Start of Material supplied
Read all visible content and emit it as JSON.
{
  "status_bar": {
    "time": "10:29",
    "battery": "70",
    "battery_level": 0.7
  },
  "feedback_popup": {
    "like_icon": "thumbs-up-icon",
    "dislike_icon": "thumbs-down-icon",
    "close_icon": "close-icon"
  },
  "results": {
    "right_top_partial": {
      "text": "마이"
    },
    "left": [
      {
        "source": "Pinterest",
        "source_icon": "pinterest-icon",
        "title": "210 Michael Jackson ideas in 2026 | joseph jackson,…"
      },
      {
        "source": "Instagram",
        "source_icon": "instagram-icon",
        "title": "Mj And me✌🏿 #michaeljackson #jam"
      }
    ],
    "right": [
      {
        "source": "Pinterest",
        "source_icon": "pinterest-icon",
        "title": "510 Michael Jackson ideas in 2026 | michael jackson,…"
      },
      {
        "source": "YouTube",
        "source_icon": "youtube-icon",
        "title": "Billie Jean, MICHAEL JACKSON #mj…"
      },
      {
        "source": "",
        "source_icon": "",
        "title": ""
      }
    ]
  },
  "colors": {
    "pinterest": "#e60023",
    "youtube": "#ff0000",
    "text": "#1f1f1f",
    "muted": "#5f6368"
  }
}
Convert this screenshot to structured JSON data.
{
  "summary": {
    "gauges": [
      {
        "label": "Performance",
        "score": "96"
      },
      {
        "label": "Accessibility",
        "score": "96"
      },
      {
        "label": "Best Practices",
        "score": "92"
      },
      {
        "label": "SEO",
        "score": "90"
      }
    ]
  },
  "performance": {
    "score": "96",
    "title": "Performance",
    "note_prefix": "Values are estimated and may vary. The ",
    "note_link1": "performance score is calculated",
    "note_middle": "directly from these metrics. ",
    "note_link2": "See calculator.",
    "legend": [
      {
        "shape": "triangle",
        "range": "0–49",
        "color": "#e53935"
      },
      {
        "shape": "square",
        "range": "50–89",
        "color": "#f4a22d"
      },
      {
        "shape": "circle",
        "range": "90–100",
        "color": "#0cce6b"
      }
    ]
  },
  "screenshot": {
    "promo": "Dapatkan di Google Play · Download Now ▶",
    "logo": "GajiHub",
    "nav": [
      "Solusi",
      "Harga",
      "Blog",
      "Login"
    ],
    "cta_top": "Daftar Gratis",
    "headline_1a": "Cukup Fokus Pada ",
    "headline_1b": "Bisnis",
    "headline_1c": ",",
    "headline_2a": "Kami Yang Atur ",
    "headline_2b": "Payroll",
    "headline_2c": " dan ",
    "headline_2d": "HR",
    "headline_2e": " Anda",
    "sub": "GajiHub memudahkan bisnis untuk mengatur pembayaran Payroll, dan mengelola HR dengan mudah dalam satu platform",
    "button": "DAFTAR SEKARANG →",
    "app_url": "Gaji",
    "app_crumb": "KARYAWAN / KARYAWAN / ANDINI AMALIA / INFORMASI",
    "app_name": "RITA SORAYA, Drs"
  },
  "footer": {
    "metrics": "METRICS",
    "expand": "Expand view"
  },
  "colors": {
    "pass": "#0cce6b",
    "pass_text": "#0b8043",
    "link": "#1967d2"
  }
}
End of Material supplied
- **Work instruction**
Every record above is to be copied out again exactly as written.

- **Answer to this task**
Read all visible content and emit it as JSON.
{
  "status_bar": {
    "time": "10:29",
    "battery": "70",
    "battery_level": 0.7
  },
  "feedback_popup": {
    "like_icon": "thumbs-up-icon",
    "dislike_icon": "thumbs-down-icon",
    "close_icon": "close-icon"
  },
  "results": {
    "right_top_partial": {
      "text": "마이"
    },
    "left": [
      {
        "source": "Pinterest",
        "source_icon": "pinterest-icon",
        "title": "210 Michael Jackson ideas in 2026 | joseph jackson,…"
      },
      {
        "source": "Instagram",
        "source_icon": "instagram-icon",
        "title": "Mj And me✌🏿 #michaeljackson #jam"
      }
    ],
    "right": [
      {
        "source": "Pinterest",
        "source_icon": "pinterest-icon",
        "title": "510 Michael Jackson ideas in 2026 | michael jackson,…"
      },
      {
        "source": "YouTube",
        "source_icon": "youtube-icon",
        "title": "Billie Jean, MICHAEL JACKSON #mj…"
      },
      {
        "source": "",
        "source_icon": "",
        "title": ""
      }
    ]
  },
  "colors": {
    "pinterest": "#e60023",
    "youtube": "#ff0000",
    "text": "#1f1f1f",
    "muted": "#5f6368"
  }
}
Convert this screenshot to structured JSON data.
{
  "summary": {
    "gauges": [
      {
        "label": "Performance",
        "score": "96"
      },
      {
        "label": "Accessibility",
        "score": "96"
      },
      {
        "label": "Best Practices",
        "score": "92"
      },
      {
        "label": "SEO",
        "score": "90"
      }
    ]
  },
  "performance": {
    "score": "96",
    "title": "Performance",
    "note_prefix": "Values are estimated and may vary. The ",
    "note_link1": "performance score is calculated",
    "note_middle": "directly from these metrics. ",
    "note_link2": "See calculator.",
    "legend": [
      {
        "shape": "triangle",
        "range": "0–49",
        "color": "#e53935"
      },
      {
        "shape": "square",
        "range": "50–89",
        "color": "#f4a22d"
      },
      {
        "shape": "circle",
        "range": "90–100",
        "color": "#0cce6b"
      }
    ]
  },
  "screenshot": {
    "promo": "Dapatkan di Google Play · Download Now ▶",
    "logo": "GajiHub",
    "nav": [
      "Solusi",
      "Harga",
      "Blog",
      "Login"
    ],
    "cta_top": "Daftar Gratis",
    "headline_1a": "Cukup Fokus Pada ",
    "headline_1b": "Bisnis",
    "headline_1c": ",",
    "headline_2a": "Kami Yang Atur ",
    "headline_2b": "Payroll",
    "headline_2c": " dan ",
    "headline_2d": "HR",
    "headline_2e": " Anda",
    "sub": "GajiHub memudahkan bisnis untuk mengatur pembayaran Payroll, dan mengelola HR dengan mudah dalam satu platform",
    "button": "DAFTAR SEKARANG →",
    "app_url": "Gaji",
    "app_crumb": "KARYAWAN / KARYAWAN / ANDINI AMALIA / INFORMASI",
    "app_name": "RITA SORAYA, Drs"
  },
  "footer": {
    "metrics": "METRICS",
    "expand": "Expand view"
  },
  "colors": {
    "pass": "#0cce6b",
    "pass_text": "#0b8043",
    "link": "#1967d2"
  }
}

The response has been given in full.